The Null Device
Australian politicians, led by the reactionary right, are planning the toughest music labelling laws in the western world, These laws will mandate labelling and prohibit the sales of music with offensive lyrics to minors. Which means we may wake up one morning and find the latest industriogothic rap-metal albums at the local Sanity replaced by their edited Wal-Mart versions, with songs dropped and rude words edited out, or just removed from mainstream outlets altogether. Then they can start PolyEster-style raids on places like Peril 305 which persist in stocking the hard-core fucked-up shit for the discerning 15-year-old Mansongoth.
The recording racket has a new weapon: a program named Media Tracker. It is a web-based system which imitates clients on Napster and IRC, monitors newsgroups and checks search engines, finding copyrighted sound files; it can allegedly identify individual machines and ISPs and send legal nastygrams. The strategy may be to bog down ISPs with demands and legal threats until they decide to pre-emptively block file sharing/auto-delete users' MP3s (as some ISPs already do), or ultimately install "indemnity filters" that block potential copyright violations preemptively. Remember, kids, if it's not in a RIAA-approved secure format, it's probably illegal; Just Say No.

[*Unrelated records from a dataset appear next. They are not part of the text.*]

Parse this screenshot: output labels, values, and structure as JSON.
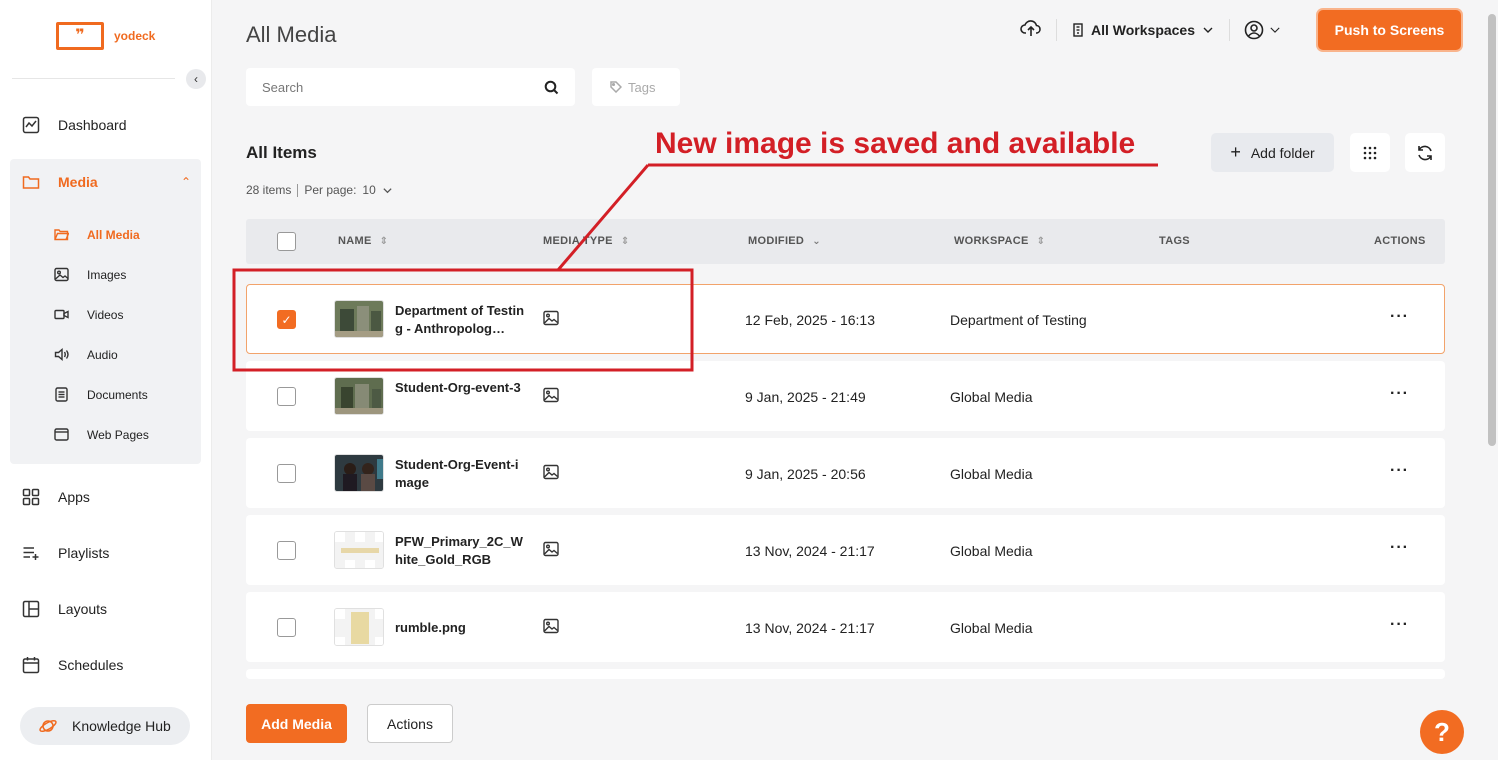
{
  "brand": {
    "logo_mark": "❞",
    "name": "yodeck"
  },
  "sidebar": {
    "collapse_icon": "‹",
    "items": [
      {
        "label": "Dashboard",
        "icon": "dashboard-icon"
      },
      {
        "label": "Apps",
        "icon": "apps-icon"
      },
      {
        "label": "Playlists",
        "icon": "playlists-icon"
      },
      {
        "label": "Layouts",
        "icon": "layouts-icon"
      },
      {
        "label": "Schedules",
        "icon": "schedules-icon"
      }
    ],
    "media": {
      "label": "Media",
      "chevron": "⌃",
      "sub_items": [
        {
          "label": "All Media",
          "active": true
        },
        {
          "label": "Images"
        },
        {
          "label": "Videos"
        },
        {
          "label": "Audio"
        },
        {
          "label": "Documents"
        },
        {
          "label": "Web Pages"
        }
      ]
    },
    "knowledge_hub": "Knowledge Hub"
  },
  "header": {
    "title": "All Media",
    "workspace_select": "All Workspaces",
    "push_button": "Push to Screens"
  },
  "search": {
    "placeholder": "Search"
  },
  "tags_filter": {
    "placeholder": "Tags"
  },
  "list": {
    "title": "All Items",
    "count": "28 items",
    "per_page_label": "Per page:",
    "per_page_value": "10",
    "add_folder": "Add folder",
    "add_folder_icon": "+"
  },
  "annotation": {
    "text": "New image is saved and available"
  },
  "table": {
    "columns": {
      "name": "NAME",
      "media_type": "MEDIA TYPE",
      "modified": "MODIFIED",
      "workspace": "WORKSPACE",
      "tags": "TAGS",
      "actions": "ACTIONS"
    },
    "rows": [
      {
        "name": "Department of Testing - Anthropolog…",
        "modified": "12 Feb, 2025 - 16:13",
        "workspace": "Department of Testing",
        "selected": true
      },
      {
        "name": "Student-Org-event-3",
        "modified": "9 Jan, 2025 - 21:49",
        "workspace": "Global Media",
        "selected": false
      },
      {
        "name": "Student-Org-Event-image",
        "modified": "9 Jan, 2025 - 20:56",
        "workspace": "Global Media",
        "selected": false
      },
      {
        "name": "PFW_Primary_2C_White_Gold_RGB",
        "modified": "13 Nov, 2024 - 21:17",
        "workspace": "Global Media",
        "selected": false
      },
      {
        "name": "rumble.png",
        "modified": "13 Nov, 2024 - 21:17",
        "workspace": "Global Media",
        "selected": false
      }
    ],
    "more_label": "···",
    "check_mark": "✓"
  },
  "footer": {
    "add_media": "Add Media",
    "actions": "Actions",
    "help": "?"
  },
  "colors": {
    "accent": "#f26c22",
    "annotation": "#d31f26"
  }
}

Bush's faith-based action plan postponed. Out of all things, it's concern from the religious right that they won't be able to make converts with government money, and that some of the money will go to un-Christian groups like the Scientologists and -- shock, horror -- Islamic groups.
Napster complains about RIAA blacklists containing files that the companies don't actually own. Pretty much to be expected; did anyone think that an industry run by coke-snorting, whoremongering control freaks who pimp artists into the poorhouse as they line their own pockets wouldn't try to pull a fast one and sneak some other tracks onto the blacklist, just in case? It's a matter of covering your ass; naked greed is a sensible business practice in the recording racket business model, just like prosecuting people for copying albums that have been deleted for 10 years is.
With Mir about to crash and burn like it runs Windows 95, possibly bringing a metal-eating mutant space fungus back to destroy civilisation and punish Man for his hubris, Wired News has a piece about the night in 1979 when Skylab fell on a Western Australian town. Which I remember mostly from it being referred to in Dogs In Space.
Check out Graham's new font section. (Mac users, don't despair; there will be Mac versions soon.)
Octobullshit: Martin Amis looks at the surreal, distorted world of the US porn movie industry.
Chloe's guardians are gonzo. She recently shot a film out near their place, and her stepfather (while absenting himself from his stepdaughter's scenes) "was like a towel-boy". And Chloe's mother, for two years running now, has marched out of the AVN Awards, brandishing Chloe's Best Anal trophies above the heads of the crowd.
As I sampled some extreme productions on the VCR in my hotel room, I kept worrying about something. I kept worrying that I'd like it. Porno services the "polymorphous perverse": the near-infinite chaos of human desire. If you harbour a perversity, then sooner or later porno will identify it. You'd better hope that this doesn't happen while you're watching a film about a coprophagic pigfarmer - or an undertaker.
(The bit about the polymorphous perversity of human desire is quite true; a sampling of Disturbing Search Requests will attest to that.) (Via Hobbsblog)
And a doovy TGY8 to all.